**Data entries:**

++++

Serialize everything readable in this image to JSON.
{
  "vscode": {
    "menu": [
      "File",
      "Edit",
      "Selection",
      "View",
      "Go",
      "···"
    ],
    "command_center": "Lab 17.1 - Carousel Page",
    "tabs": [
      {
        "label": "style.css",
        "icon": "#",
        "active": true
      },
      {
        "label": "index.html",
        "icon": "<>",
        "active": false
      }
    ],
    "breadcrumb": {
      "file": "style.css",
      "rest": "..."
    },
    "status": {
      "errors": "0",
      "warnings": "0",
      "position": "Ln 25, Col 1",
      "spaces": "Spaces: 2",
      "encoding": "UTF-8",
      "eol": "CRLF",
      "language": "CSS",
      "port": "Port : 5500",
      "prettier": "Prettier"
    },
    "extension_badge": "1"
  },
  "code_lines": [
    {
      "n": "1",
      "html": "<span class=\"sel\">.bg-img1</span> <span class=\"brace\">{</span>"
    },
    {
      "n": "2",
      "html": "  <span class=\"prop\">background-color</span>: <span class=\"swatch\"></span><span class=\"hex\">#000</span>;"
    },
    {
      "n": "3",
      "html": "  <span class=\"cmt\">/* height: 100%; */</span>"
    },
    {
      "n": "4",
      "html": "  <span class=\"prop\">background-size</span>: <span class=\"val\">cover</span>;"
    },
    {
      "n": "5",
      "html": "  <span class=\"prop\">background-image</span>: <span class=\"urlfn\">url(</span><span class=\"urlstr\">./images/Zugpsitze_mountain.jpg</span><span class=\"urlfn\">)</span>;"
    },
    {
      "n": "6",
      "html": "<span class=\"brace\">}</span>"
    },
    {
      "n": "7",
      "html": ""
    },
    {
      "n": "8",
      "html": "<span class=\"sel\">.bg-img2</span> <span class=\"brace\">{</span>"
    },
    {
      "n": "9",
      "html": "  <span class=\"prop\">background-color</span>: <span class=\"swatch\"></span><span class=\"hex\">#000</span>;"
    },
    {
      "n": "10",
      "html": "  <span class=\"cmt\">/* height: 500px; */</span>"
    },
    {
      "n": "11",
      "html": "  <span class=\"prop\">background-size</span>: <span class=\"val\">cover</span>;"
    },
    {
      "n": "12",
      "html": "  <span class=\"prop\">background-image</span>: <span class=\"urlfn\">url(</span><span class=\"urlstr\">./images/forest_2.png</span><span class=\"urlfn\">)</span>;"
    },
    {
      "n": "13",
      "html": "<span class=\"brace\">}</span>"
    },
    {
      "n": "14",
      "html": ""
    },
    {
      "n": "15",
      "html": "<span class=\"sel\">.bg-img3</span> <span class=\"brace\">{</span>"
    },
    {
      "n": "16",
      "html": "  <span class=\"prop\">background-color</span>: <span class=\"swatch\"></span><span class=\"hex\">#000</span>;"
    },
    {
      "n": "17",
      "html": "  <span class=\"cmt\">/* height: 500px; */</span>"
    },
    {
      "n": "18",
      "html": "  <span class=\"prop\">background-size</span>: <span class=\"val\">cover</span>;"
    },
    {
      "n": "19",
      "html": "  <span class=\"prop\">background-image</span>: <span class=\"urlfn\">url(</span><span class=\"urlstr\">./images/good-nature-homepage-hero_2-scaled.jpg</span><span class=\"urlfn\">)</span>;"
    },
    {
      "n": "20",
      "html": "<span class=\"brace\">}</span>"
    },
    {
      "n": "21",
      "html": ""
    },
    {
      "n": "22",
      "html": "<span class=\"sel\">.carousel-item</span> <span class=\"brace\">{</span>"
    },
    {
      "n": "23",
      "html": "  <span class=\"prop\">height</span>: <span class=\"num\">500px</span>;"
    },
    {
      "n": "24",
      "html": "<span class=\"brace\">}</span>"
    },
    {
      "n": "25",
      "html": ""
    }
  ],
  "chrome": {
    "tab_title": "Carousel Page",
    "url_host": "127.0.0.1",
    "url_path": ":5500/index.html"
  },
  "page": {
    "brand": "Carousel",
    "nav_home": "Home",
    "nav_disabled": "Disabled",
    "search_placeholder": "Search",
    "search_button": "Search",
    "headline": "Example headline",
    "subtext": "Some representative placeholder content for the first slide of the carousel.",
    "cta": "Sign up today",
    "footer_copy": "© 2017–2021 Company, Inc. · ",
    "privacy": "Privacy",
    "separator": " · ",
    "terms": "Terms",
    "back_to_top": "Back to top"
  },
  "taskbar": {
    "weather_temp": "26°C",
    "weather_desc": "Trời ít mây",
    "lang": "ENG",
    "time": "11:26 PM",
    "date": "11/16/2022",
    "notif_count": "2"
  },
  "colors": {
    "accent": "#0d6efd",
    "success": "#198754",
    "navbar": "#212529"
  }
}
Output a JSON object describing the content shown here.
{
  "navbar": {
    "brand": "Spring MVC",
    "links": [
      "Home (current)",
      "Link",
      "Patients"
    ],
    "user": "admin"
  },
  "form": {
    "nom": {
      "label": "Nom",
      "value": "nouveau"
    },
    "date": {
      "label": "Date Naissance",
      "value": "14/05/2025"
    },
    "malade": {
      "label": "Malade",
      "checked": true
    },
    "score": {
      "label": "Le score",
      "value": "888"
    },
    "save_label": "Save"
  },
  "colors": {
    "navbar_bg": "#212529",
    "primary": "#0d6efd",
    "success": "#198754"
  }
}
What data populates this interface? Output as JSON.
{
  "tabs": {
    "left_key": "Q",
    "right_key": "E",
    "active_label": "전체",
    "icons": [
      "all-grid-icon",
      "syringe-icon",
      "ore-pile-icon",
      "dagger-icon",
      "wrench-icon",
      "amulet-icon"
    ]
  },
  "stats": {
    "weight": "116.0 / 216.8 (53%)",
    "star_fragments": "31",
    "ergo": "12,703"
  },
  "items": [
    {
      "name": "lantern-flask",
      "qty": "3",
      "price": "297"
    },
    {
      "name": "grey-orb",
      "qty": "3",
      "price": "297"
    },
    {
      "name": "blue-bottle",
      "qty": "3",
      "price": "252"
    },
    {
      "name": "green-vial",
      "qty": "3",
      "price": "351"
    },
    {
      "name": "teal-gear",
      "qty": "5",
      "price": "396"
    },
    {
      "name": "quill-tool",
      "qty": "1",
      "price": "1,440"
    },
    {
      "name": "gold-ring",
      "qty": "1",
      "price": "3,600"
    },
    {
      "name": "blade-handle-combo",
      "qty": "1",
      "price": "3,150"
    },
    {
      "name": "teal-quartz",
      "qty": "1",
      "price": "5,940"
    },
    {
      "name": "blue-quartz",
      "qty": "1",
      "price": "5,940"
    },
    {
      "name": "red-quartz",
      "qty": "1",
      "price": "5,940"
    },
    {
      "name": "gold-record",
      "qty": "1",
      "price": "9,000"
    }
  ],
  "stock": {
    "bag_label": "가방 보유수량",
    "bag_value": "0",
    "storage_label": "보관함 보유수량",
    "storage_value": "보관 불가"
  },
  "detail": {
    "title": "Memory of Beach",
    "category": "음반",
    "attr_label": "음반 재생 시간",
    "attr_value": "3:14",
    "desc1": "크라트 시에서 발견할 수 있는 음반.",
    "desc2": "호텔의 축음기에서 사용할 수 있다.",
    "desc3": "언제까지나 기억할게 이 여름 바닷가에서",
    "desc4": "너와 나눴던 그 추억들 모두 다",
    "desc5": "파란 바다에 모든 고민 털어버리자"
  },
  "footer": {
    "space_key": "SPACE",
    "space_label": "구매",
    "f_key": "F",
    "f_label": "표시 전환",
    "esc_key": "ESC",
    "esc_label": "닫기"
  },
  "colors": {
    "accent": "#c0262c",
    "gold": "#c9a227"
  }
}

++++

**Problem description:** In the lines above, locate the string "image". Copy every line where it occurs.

**Solution for this problem:**
Serialize everything readable in this image to JSON.
      "html": "  <span class=\"prop\">background-image</span>: <span class=\"urlfn\">url(</span><span class=\"urlstr\">./images/Zugpsitze_mountain.jpg</span><span class=\"urlfn\">)</span>;"
      "html": "  <span class=\"prop\">background-image</span>: <span class=\"urlfn\">url(</span><span class=\"urlstr\">./images/forest_2.png</span><span class=\"urlfn\">)</span>;"
      "html": "  <span class=\"prop\">background-image</span>: <span class=\"urlfn\">url(</span><span class=\"urlstr\">./images/good-nature-homepage-hero_2-scaled.jpg</span><span class=\"urlfn\">)</span>;"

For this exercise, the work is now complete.